■ WHAT THE EXERCISE ASKS
Reproduce the entries word for word, and omit any picture you find in them.

■ DATA FOR PROCESSING

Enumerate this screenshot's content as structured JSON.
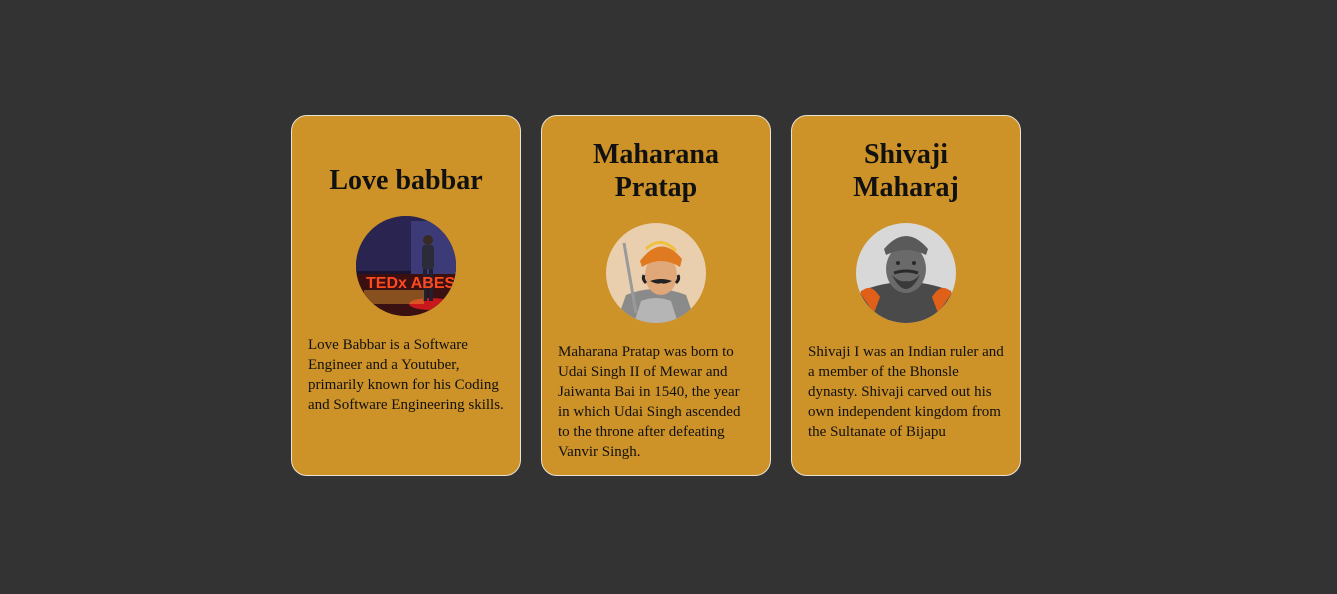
{
  "cards": [
    {
      "title": "Love babbar",
      "image": "love-babbar-photo",
      "description": "Love Babbar is a Software Engineer and a Youtuber, primarily known for his Coding and Software Engineering skills.",
      "image_caption": "TEDx ABES"
    },
    {
      "title": "Maharana Pratap",
      "image": "maharana-pratap-portrait",
      "description": "Maharana Pratap was born to Udai Singh II of Mewar and Jaiwanta Bai in 1540, the year in which Udai Singh ascended to the throne after defeating Vanvir Singh."
    },
    {
      "title": "Shivaji Maharaj",
      "image": "shivaji-maharaj-statue",
      "description": "Shivaji I was an Indian ruler and a member of the Bhonsle dynasty. Shivaji carved out his own independent kingdom from the Sultanate of Bijapu"
    }
  ],
  "colors": {
    "background": "#333333",
    "card": "#cd9228",
    "card_border": "#e8e2d4"
  }
}
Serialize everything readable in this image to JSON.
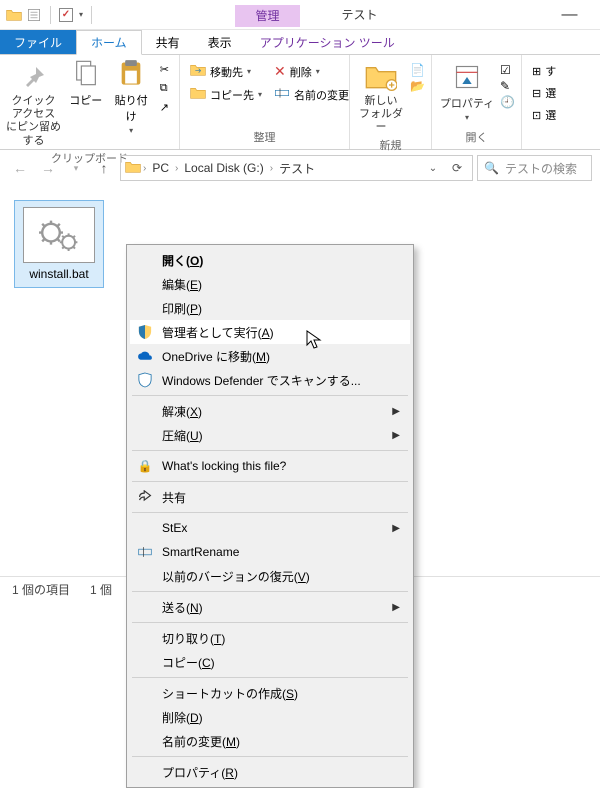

■ SOLUTION TO THE EXERCISE
Enumerate this screenshot's content as structured JSON.
{
  "cards": [
    {
      "title": "Love babbar",
      "image": "love-babbar-photo",
      "description": "Love Babbar is a Software Engineer and a Youtuber, primarily known for his Coding and Software Engineering skills.",
      "image_caption": "TEDx ABES"
    },
    {
      "title": "Maharana Pratap",
      "image": "maharana-pratap-portrait",
      "description": "Maharana Pratap was born to Udai Singh II of Mewar and Jaiwanta Bai in 1540, the year in which Udai Singh ascended to the throne after defeating Vanvir Singh."
    },
    {
      "title": "Shivaji Maharaj",
      "image": "shivaji-maharaj-statue",
      "description": "Shivaji I was an Indian ruler and a member of the Bhonsle dynasty. Shivaji carved out his own independent kingdom from the Sultanate of Bijapu"
    }
  ],
  "colors": {
    "background": "#333333",
    "card": "#cd9228",
    "card_border": "#e8e2d4"
  }
}
Serialize everything readable in this image to JSON.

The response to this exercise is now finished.